### RAW DATA
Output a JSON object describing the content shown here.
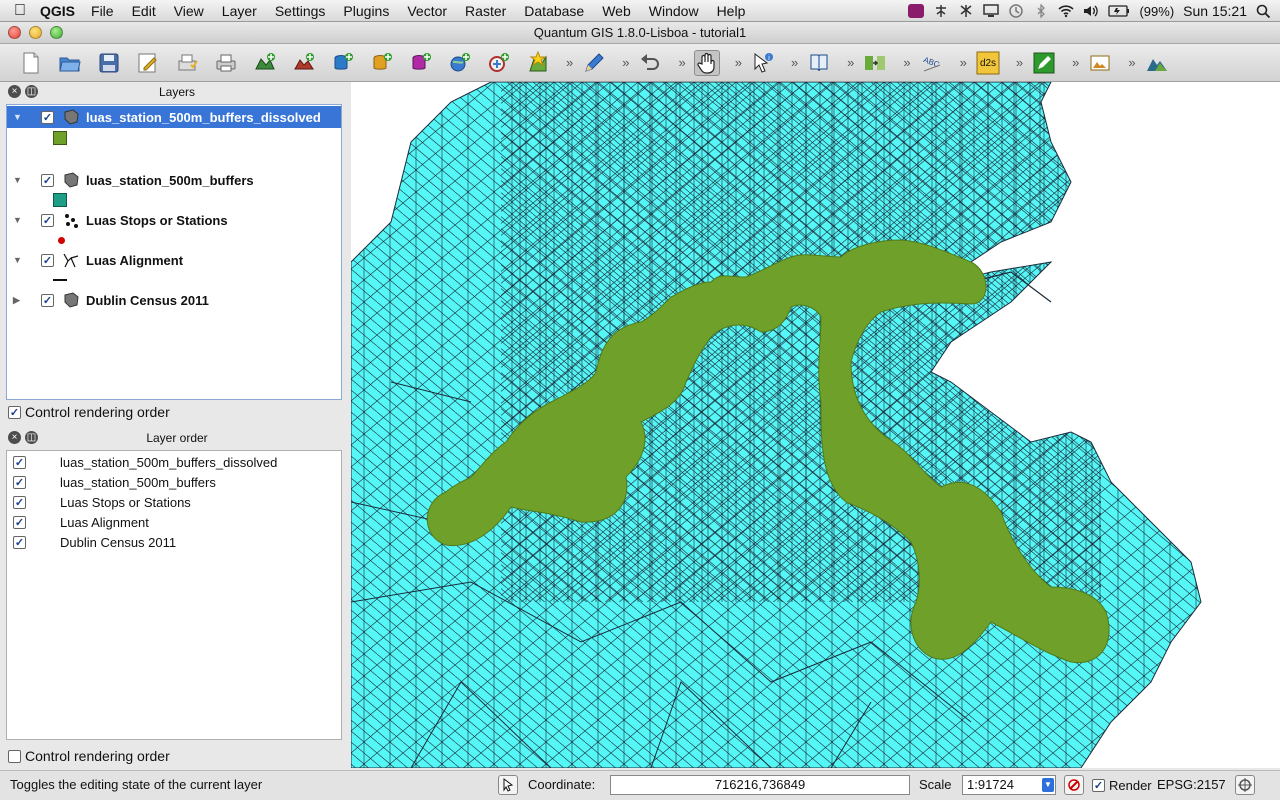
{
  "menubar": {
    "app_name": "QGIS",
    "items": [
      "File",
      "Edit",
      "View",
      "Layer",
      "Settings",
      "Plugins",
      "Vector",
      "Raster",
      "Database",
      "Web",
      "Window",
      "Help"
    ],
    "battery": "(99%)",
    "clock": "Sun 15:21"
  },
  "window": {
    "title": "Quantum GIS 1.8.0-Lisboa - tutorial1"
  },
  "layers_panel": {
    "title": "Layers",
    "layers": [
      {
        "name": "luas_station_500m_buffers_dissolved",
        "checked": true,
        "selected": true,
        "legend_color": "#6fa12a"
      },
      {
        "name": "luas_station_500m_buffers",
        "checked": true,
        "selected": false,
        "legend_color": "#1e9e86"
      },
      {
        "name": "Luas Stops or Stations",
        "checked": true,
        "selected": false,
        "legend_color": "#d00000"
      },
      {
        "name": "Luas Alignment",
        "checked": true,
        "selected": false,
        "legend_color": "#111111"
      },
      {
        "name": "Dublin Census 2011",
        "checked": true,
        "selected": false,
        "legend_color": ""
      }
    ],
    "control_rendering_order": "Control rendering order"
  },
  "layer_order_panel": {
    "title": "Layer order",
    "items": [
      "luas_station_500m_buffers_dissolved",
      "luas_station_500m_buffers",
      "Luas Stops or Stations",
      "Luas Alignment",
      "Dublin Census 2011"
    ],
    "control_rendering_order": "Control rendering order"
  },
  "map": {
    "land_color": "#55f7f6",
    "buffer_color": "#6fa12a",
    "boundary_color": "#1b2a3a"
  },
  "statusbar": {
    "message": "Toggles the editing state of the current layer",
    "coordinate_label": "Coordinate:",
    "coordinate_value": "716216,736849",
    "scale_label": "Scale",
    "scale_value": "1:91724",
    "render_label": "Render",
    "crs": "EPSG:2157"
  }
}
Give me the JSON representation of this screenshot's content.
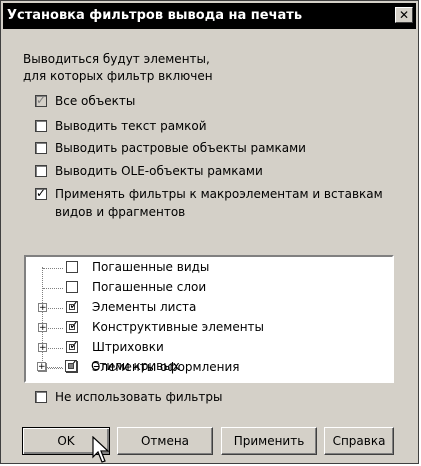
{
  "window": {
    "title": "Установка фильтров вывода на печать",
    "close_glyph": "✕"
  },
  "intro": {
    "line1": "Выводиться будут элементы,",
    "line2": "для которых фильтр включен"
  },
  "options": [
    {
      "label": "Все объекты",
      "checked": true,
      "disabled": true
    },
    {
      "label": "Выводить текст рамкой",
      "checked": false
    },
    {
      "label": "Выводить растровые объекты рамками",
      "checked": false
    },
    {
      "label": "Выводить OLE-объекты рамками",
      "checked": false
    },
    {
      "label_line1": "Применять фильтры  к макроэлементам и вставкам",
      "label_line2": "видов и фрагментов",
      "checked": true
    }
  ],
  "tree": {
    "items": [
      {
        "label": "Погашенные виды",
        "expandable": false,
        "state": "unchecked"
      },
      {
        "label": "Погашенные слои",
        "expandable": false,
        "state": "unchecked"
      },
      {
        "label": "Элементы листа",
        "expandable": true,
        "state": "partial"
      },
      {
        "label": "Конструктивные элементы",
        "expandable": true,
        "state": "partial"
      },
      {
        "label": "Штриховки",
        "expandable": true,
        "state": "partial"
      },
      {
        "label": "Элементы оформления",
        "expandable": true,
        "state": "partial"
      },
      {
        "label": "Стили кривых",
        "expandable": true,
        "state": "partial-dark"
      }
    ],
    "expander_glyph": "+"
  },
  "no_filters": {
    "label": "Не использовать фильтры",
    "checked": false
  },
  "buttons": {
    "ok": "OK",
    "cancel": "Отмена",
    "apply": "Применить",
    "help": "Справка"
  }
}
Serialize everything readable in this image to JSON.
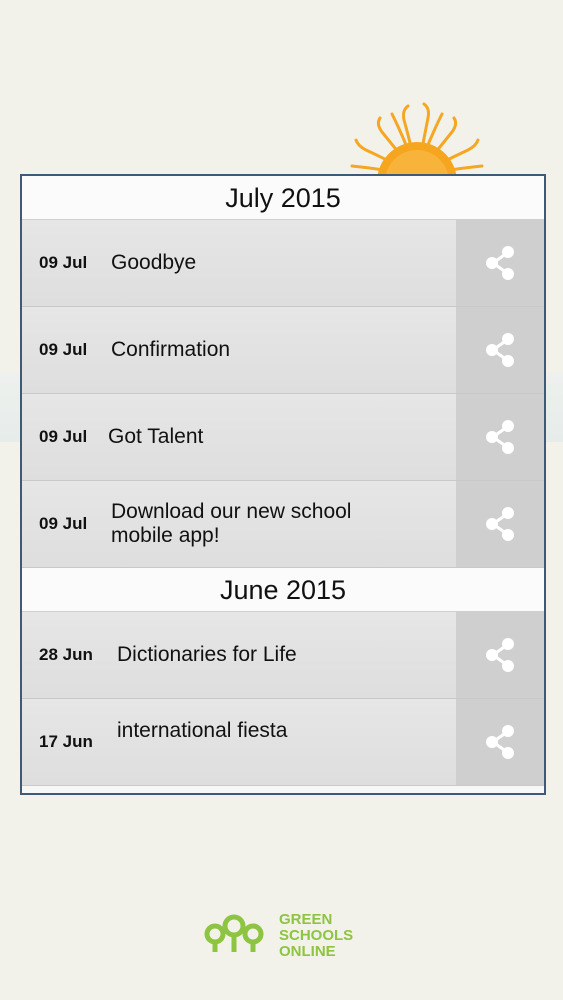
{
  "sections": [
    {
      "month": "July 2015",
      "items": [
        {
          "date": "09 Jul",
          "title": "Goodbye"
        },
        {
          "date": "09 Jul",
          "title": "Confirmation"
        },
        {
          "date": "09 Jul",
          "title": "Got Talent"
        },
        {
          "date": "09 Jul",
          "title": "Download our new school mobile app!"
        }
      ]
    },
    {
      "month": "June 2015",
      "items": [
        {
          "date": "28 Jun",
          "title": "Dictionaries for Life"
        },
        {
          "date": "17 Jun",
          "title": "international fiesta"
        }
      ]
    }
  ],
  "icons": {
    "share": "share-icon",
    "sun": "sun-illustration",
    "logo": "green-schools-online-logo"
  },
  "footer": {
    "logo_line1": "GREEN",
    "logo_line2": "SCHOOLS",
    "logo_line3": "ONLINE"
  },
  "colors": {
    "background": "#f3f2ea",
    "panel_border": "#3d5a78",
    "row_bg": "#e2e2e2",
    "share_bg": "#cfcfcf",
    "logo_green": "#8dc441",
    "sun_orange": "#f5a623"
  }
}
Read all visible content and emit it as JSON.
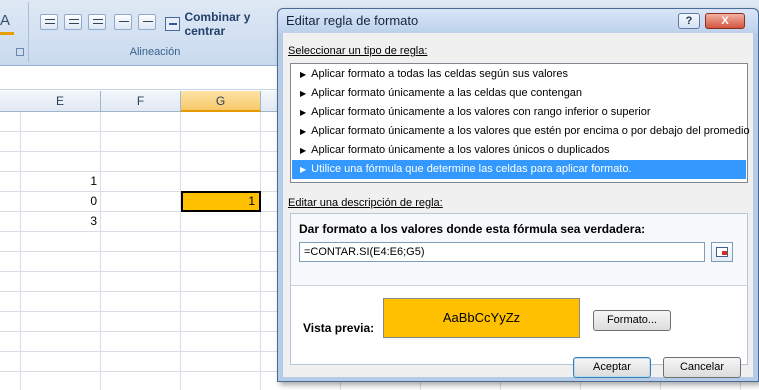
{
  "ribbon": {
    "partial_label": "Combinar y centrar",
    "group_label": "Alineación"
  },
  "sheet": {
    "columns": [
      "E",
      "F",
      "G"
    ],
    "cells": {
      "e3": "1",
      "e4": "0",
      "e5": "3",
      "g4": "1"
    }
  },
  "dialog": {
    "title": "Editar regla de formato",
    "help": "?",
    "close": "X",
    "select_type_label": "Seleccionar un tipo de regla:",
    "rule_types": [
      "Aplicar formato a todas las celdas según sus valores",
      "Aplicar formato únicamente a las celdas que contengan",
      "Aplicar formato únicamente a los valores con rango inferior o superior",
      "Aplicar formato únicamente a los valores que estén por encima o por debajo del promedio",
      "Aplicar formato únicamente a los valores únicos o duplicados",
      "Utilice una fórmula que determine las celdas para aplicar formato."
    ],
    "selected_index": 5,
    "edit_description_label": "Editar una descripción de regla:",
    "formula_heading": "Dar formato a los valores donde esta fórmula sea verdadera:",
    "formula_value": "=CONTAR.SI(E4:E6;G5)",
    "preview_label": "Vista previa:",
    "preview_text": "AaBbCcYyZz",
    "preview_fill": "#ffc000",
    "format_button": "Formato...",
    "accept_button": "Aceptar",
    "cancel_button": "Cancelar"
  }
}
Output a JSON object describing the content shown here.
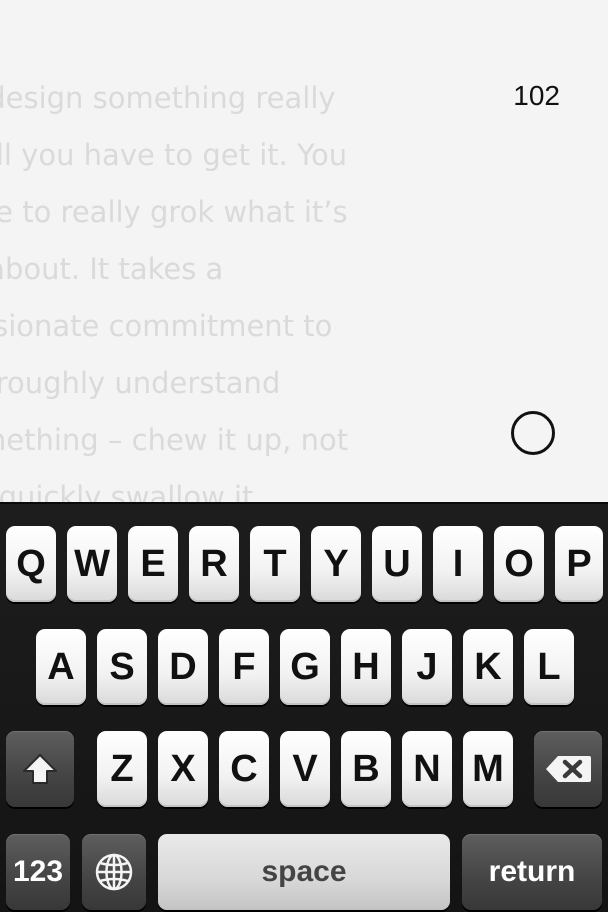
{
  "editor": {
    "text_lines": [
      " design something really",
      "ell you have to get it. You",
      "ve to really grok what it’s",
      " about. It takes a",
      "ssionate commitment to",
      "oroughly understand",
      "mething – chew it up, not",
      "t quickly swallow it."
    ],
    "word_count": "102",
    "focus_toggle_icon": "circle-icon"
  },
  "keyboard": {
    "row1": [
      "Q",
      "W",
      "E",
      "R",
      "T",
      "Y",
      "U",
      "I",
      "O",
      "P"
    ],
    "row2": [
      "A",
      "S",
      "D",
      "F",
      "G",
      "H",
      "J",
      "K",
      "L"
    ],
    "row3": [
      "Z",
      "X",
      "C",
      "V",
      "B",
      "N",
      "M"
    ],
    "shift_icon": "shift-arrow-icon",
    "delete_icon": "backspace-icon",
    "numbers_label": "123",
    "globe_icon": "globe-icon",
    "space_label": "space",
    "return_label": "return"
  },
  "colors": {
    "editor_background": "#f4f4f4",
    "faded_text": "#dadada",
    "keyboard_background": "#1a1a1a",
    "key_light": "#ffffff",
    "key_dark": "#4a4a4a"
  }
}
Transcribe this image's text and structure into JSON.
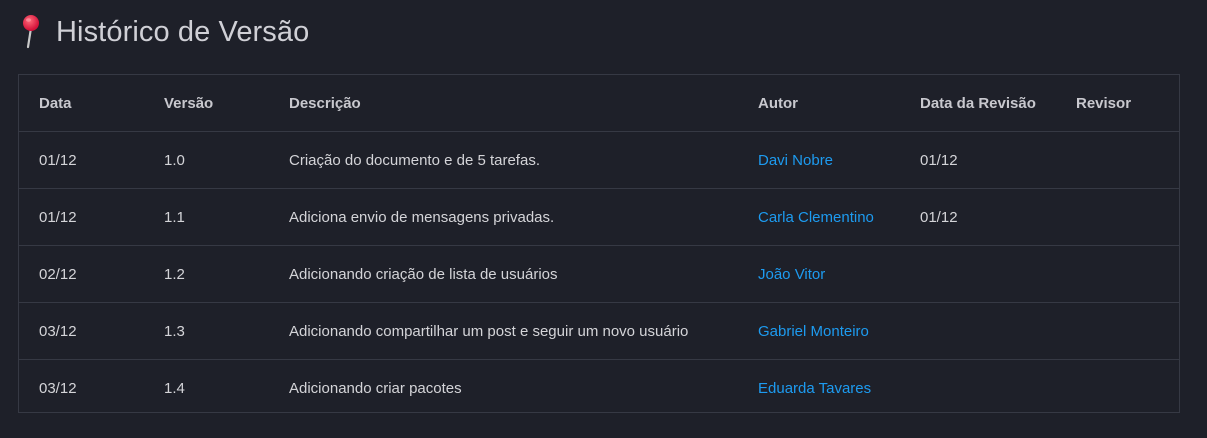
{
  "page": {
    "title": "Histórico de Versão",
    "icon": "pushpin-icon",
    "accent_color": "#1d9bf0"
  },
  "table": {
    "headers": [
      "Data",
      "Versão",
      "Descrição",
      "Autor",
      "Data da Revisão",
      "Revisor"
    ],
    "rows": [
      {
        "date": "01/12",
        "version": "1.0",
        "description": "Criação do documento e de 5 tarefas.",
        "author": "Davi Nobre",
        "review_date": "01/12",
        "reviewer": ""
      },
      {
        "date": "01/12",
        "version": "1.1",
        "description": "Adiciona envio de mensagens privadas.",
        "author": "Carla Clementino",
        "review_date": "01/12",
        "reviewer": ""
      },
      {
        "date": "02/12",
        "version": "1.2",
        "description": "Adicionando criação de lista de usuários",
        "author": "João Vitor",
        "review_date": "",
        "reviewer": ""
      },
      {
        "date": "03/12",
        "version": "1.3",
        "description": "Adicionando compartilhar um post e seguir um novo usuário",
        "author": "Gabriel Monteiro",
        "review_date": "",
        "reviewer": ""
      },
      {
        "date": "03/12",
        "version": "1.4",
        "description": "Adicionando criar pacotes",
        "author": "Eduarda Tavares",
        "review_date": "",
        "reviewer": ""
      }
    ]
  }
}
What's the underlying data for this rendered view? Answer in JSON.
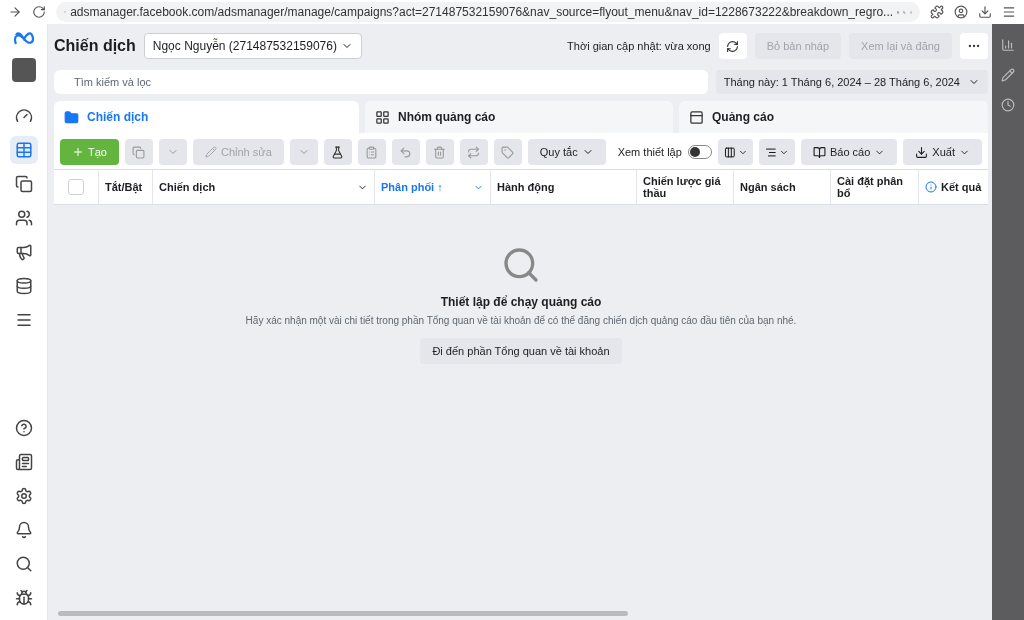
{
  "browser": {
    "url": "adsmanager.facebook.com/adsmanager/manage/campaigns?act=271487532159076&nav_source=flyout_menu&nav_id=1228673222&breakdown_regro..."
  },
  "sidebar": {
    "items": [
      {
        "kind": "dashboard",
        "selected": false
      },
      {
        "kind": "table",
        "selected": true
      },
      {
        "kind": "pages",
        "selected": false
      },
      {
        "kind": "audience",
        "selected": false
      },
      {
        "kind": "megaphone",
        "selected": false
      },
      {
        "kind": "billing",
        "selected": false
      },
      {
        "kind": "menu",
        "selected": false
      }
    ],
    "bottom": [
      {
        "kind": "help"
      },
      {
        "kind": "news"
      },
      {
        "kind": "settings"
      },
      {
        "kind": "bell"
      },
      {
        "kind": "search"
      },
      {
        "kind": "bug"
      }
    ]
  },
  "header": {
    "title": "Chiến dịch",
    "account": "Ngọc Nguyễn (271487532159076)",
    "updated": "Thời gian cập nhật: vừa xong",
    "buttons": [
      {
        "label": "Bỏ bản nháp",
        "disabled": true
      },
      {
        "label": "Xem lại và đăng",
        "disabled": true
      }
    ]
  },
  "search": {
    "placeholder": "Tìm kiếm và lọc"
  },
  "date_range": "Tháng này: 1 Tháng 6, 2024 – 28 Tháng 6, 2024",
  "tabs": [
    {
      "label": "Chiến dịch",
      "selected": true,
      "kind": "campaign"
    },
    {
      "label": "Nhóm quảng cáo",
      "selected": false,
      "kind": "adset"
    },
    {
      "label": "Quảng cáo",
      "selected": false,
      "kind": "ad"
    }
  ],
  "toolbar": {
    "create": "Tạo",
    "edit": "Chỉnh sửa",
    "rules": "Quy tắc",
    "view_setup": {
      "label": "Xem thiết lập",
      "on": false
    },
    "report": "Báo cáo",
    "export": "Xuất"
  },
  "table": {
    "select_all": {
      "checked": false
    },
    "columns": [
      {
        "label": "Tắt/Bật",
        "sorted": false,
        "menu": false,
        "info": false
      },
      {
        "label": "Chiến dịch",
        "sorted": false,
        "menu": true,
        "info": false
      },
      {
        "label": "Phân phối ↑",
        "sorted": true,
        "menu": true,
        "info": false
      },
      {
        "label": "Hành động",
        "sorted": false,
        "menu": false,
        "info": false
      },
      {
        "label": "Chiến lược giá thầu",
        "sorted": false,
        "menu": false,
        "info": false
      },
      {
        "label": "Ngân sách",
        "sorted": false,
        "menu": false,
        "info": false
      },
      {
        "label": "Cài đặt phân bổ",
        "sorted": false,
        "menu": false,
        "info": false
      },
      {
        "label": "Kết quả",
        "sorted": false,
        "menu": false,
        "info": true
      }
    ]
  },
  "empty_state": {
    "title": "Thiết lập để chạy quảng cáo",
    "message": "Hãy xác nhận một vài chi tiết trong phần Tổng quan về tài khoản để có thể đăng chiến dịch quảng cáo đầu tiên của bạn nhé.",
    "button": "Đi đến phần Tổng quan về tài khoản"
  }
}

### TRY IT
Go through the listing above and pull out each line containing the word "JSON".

### RESPONSE AREA
Output a JSON object describing the content shown here.
Give me the JSON representation of this screenshot's content.
Serialize everything readable in this image to JSON.
Read all visible content and emit it as JSON.
Output a JSON object describing the content shown here.
Transcribe this image's text and structure into JSON.
What's the underlying data for this rendered view? Answer in JSON.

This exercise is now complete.